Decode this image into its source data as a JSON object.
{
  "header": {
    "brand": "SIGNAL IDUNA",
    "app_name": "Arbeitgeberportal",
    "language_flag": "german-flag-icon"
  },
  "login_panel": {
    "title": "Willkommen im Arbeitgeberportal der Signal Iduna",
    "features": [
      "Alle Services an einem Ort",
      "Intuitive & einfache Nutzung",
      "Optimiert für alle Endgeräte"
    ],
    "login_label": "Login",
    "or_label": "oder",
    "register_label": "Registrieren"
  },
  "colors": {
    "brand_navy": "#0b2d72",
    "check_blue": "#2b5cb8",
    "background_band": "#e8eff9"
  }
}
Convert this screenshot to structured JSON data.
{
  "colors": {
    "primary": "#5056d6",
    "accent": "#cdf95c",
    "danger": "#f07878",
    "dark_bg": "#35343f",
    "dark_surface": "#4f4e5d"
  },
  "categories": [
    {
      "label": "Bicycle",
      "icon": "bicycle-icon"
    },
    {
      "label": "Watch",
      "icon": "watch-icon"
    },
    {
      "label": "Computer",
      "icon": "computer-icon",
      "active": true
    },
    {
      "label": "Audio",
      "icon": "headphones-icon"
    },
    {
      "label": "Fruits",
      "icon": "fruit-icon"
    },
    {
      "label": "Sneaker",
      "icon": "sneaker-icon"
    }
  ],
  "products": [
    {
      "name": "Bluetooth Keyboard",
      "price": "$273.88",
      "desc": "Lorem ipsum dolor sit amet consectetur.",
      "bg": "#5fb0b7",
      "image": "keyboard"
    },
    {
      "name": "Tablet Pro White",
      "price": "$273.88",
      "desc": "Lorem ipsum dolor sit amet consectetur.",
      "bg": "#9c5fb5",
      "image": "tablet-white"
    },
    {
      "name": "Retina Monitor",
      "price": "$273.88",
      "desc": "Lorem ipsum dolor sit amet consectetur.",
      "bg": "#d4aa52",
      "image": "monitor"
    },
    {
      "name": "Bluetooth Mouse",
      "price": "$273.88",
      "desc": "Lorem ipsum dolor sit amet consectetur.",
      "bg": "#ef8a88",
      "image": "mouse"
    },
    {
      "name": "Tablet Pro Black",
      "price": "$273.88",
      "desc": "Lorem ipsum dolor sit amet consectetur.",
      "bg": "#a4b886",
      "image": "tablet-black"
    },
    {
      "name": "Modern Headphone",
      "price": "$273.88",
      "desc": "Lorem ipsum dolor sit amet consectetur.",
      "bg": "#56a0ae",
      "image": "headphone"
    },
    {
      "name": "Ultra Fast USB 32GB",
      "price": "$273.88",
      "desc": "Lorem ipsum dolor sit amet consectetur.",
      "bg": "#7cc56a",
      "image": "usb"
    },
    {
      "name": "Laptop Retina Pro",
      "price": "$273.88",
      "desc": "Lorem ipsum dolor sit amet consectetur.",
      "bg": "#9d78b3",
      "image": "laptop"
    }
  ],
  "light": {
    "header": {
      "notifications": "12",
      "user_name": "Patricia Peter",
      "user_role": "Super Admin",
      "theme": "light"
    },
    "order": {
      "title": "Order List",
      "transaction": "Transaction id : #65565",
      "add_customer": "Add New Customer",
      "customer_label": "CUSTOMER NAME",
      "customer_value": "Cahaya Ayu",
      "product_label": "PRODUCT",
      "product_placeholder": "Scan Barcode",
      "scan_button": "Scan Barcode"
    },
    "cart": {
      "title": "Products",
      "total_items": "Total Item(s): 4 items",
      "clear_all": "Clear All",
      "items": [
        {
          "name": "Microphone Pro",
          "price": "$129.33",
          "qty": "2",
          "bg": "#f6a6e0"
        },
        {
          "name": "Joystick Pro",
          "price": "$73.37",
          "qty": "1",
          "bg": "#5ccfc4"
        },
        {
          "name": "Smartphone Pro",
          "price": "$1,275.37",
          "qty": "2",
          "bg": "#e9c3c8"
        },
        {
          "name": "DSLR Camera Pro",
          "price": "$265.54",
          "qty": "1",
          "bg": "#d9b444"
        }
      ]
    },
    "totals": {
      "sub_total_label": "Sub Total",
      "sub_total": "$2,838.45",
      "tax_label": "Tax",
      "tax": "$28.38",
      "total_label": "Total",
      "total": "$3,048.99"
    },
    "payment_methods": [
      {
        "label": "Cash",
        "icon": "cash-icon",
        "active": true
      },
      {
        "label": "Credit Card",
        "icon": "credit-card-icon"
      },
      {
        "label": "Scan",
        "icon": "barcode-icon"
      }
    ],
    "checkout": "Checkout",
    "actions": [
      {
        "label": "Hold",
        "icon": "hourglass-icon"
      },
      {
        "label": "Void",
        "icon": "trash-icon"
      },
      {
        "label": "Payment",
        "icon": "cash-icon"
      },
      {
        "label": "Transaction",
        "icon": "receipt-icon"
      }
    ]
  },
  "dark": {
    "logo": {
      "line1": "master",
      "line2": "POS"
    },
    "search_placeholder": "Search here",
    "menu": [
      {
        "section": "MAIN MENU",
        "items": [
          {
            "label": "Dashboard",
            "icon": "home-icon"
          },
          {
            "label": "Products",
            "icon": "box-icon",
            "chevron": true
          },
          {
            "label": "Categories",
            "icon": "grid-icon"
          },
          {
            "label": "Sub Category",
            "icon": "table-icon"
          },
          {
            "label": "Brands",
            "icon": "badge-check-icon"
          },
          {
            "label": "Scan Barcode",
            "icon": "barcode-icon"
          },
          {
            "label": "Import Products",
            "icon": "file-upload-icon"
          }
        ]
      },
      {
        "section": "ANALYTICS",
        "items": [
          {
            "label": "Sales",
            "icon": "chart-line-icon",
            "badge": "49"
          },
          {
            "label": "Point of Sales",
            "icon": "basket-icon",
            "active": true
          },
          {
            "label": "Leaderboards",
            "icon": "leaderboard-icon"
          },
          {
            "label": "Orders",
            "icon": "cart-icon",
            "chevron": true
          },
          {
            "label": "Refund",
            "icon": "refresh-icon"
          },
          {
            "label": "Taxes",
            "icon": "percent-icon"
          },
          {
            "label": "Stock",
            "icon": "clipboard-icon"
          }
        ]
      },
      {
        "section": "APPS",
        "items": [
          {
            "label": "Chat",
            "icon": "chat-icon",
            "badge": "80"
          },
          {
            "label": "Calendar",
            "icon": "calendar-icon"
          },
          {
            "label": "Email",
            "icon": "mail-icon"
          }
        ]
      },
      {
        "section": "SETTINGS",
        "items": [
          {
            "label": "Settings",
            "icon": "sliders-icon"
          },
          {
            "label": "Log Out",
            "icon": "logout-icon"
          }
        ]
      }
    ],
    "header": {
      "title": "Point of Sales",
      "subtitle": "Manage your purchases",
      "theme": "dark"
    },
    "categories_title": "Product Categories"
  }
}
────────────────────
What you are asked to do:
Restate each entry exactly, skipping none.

Solution:
Decode this image into its source data as a JSON object.
{
  "header": {
    "brand": "SIGNAL IDUNA",
    "app_name": "Arbeitgeberportal",
    "language_flag": "german-flag-icon"
  },
  "login_panel": {
    "title": "Willkommen im Arbeitgeberportal der Signal Iduna",
    "features": [
      "Alle Services an einem Ort",
      "Intuitive & einfache Nutzung",
      "Optimiert für alle Endgeräte"
    ],
    "login_label": "Login",
    "or_label": "oder",
    "register_label": "Registrieren"
  },
  "colors": {
    "brand_navy": "#0b2d72",
    "check_blue": "#2b5cb8",
    "background_band": "#e8eff9"
  }
}
Convert this screenshot to structured JSON data.
{
  "colors": {
    "primary": "#5056d6",
    "accent": "#cdf95c",
    "danger": "#f07878",
    "dark_bg": "#35343f",
    "dark_surface": "#4f4e5d"
  },
  "categories": [
    {
      "label": "Bicycle",
      "icon": "bicycle-icon"
    },
    {
      "label": "Watch",
      "icon": "watch-icon"
    },
    {
      "label": "Computer",
      "icon": "computer-icon",
      "active": true
    },
    {
      "label": "Audio",
      "icon": "headphones-icon"
    },
    {
      "label": "Fruits",
      "icon": "fruit-icon"
    },
    {
      "label": "Sneaker",
      "icon": "sneaker-icon"
    }
  ],
  "products": [
    {
      "name": "Bluetooth Keyboard",
      "price": "$273.88",
      "desc": "Lorem ipsum dolor sit amet consectetur.",
      "bg": "#5fb0b7",
      "image": "keyboard"
    },
    {
      "name": "Tablet Pro White",
      "price": "$273.88",
      "desc": "Lorem ipsum dolor sit amet consectetur.",
      "bg": "#9c5fb5",
      "image": "tablet-white"
    },
    {
      "name": "Retina Monitor",
      "price": "$273.88",
      "desc": "Lorem ipsum dolor sit amet consectetur.",
      "bg": "#d4aa52",
      "image": "monitor"
    },
    {
      "name": "Bluetooth Mouse",
      "price": "$273.88",
      "desc": "Lorem ipsum dolor sit amet consectetur.",
      "bg": "#ef8a88",
      "image": "mouse"
    },
    {
      "name": "Tablet Pro Black",
      "price": "$273.88",
      "desc": "Lorem ipsum dolor sit amet consectetur.",
      "bg": "#a4b886",
      "image": "tablet-black"
    },
    {
      "name": "Modern Headphone",
      "price": "$273.88",
      "desc": "Lorem ipsum dolor sit amet consectetur.",
      "bg": "#56a0ae",
      "image": "headphone"
    },
    {
      "name": "Ultra Fast USB 32GB",
      "price": "$273.88",
      "desc": "Lorem ipsum dolor sit amet consectetur.",
      "bg": "#7cc56a",
      "image": "usb"
    },
    {
      "name": "Laptop Retina Pro",
      "price": "$273.88",
      "desc": "Lorem ipsum dolor sit amet consectetur.",
      "bg": "#9d78b3",
      "image": "laptop"
    }
  ],
  "light": {
    "header": {
      "notifications": "12",
      "user_name": "Patricia Peter",
      "user_role": "Super Admin",
      "theme": "light"
    },
    "order": {
      "title": "Order List",
      "transaction": "Transaction id : #65565",
      "add_customer": "Add New Customer",
      "customer_label": "CUSTOMER NAME",
      "customer_value": "Cahaya Ayu",
      "product_label": "PRODUCT",
      "product_placeholder": "Scan Barcode",
      "scan_button": "Scan Barcode"
    },
    "cart": {
      "title": "Products",
      "total_items": "Total Item(s): 4 items",
      "clear_all": "Clear All",
      "items": [
        {
          "name": "Microphone Pro",
          "price": "$129.33",
          "qty": "2",
          "bg": "#f6a6e0"
        },
        {
          "name": "Joystick Pro",
          "price": "$73.37",
          "qty": "1",
          "bg": "#5ccfc4"
        },
        {
          "name": "Smartphone Pro",
          "price": "$1,275.37",
          "qty": "2",
          "bg": "#e9c3c8"
        },
        {
          "name": "DSLR Camera Pro",
          "price": "$265.54",
          "qty": "1",
          "bg": "#d9b444"
        }
      ]
    },
    "totals": {
      "sub_total_label": "Sub Total",
      "sub_total": "$2,838.45",
      "tax_label": "Tax",
      "tax": "$28.38",
      "total_label": "Total",
      "total": "$3,048.99"
    },
    "payment_methods": [
      {
        "label": "Cash",
        "icon": "cash-icon",
        "active": true
      },
      {
        "label": "Credit Card",
        "icon": "credit-card-icon"
      },
      {
        "label": "Scan",
        "icon": "barcode-icon"
      }
    ],
    "checkout": "Checkout",
    "actions": [
      {
        "label": "Hold",
        "icon": "hourglass-icon"
      },
      {
        "label": "Void",
        "icon": "trash-icon"
      },
      {
        "label": "Payment",
        "icon": "cash-icon"
      },
      {
        "label": "Transaction",
        "icon": "receipt-icon"
      }
    ]
  },
  "dark": {
    "logo": {
      "line1": "master",
      "line2": "POS"
    },
    "search_placeholder": "Search here",
    "menu": [
      {
        "section": "MAIN MENU",
        "items": [
          {
            "label": "Dashboard",
            "icon": "home-icon"
          },
          {
            "label": "Products",
            "icon": "box-icon",
            "chevron": true
          },
          {
            "label": "Categories",
            "icon": "grid-icon"
          },
          {
            "label": "Sub Category",
            "icon": "table-icon"
          },
          {
            "label": "Brands",
            "icon": "badge-check-icon"
          },
          {
            "label": "Scan Barcode",
            "icon": "barcode-icon"
          },
          {
            "label": "Import Products",
            "icon": "file-upload-icon"
          }
        ]
      },
      {
        "section": "ANALYTICS",
        "items": [
          {
            "label": "Sales",
            "icon": "chart-line-icon",
            "badge": "49"
          },
          {
            "label": "Point of Sales",
            "icon": "basket-icon",
            "active": true
          },
          {
            "label": "Leaderboards",
            "icon": "leaderboard-icon"
          },
          {
            "label": "Orders",
            "icon": "cart-icon",
            "chevron": true
          },
          {
            "label": "Refund",
            "icon": "refresh-icon"
          },
          {
            "label": "Taxes",
            "icon": "percent-icon"
          },
          {
            "label": "Stock",
            "icon": "clipboard-icon"
          }
        ]
      },
      {
        "section": "APPS",
        "items": [
          {
            "label": "Chat",
            "icon": "chat-icon",
            "badge": "80"
          },
          {
            "label": "Calendar",
            "icon": "calendar-icon"
          },
          {
            "label": "Email",
            "icon": "mail-icon"
          }
        ]
      },
      {
        "section": "SETTINGS",
        "items": [
          {
            "label": "Settings",
            "icon": "sliders-icon"
          },
          {
            "label": "Log Out",
            "icon": "logout-icon"
          }
        ]
      }
    ],
    "header": {
      "title": "Point of Sales",
      "subtitle": "Manage your purchases",
      "theme": "dark"
    },
    "categories_title": "Product Categories"
  }
}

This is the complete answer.